March 12, 2021 to April 2, 2021
Exhibition By Victoria Gonzales and Beronica Gonzales
The exhibition explores two sides of a singular shared experience of childhood and how that experience is translated into adulthood and made visible through a comparison of two bodies of work. This exhibition seeks to investigate themes of perception, memory and material sensibilities and their connection to home and familial relations. The works combine fiber arts and painting to examine how we perceive and interact with the world around us. Memory presents itself as a means to contemplate the past and guide the present through the manipulation of fiber and paint and their attachment to past and present. While fiber is embedded with symbols of comfort, home and tradition, paint is tied to immediacy and control. Additionally, both materials can enhance or diminish tactility as a means to connect memory, space, and objects. The combination of the two are presented as a vehicle to navigate a world view.

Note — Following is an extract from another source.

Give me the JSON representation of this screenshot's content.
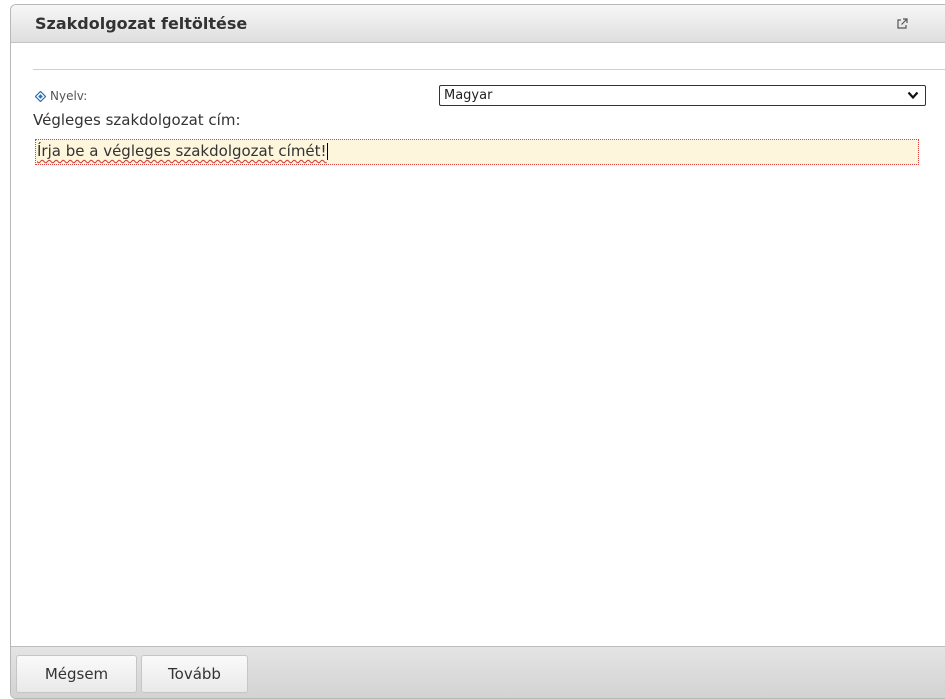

Victoria Gonzales’s work uses abstraction to reference objects and space in large oil paintings and small intimate fiber works. The oil paintings explore the materiality of paint and the manipulation of its tactile quality. They feature thick heavily applied texture and bold flat passages of color to push and pull both space and paint. The small fiber works expand her language of mark making and interest in tactility on a smaller scale to embellish singular marks within space with machine embroidered sewing. Thread and paint are used as means to explore texture and mark making’s connection to an automatic physical function. Beronica Gonzales’s work explores themes of self representation, focusing on moments, objects, and environments which elicit visceral personal connections and embodying them in a way which manifests her complicated relationships with what they depict. Part of this connection is communicated through material choice and the inherent implications of fibers and paint.
Both artist have also created an immersive installation that will recreate their childhood rooms. It highlights shared versus individual identity and artistic methodologies through the creation of a physical space directly referencing a connection to history and memory. The installation will use architecture to alter psychological meaning beyond the reality of the space as it existed. The inclusion of objects will further explore a psychological connection to the space to indicate repressed or altered memory within the confines of the basic architectural design of the rooms. Fiber arts techniques were used including, tufting, quilting, embroidery, and basic sewing to construct the walls, ground plane, and contents of the room. The pairing of our individual works and collaborative exhibition within the same space invites the viewer to make connections to corresponding material sensibilities and points of divergence and the relation to a shared past.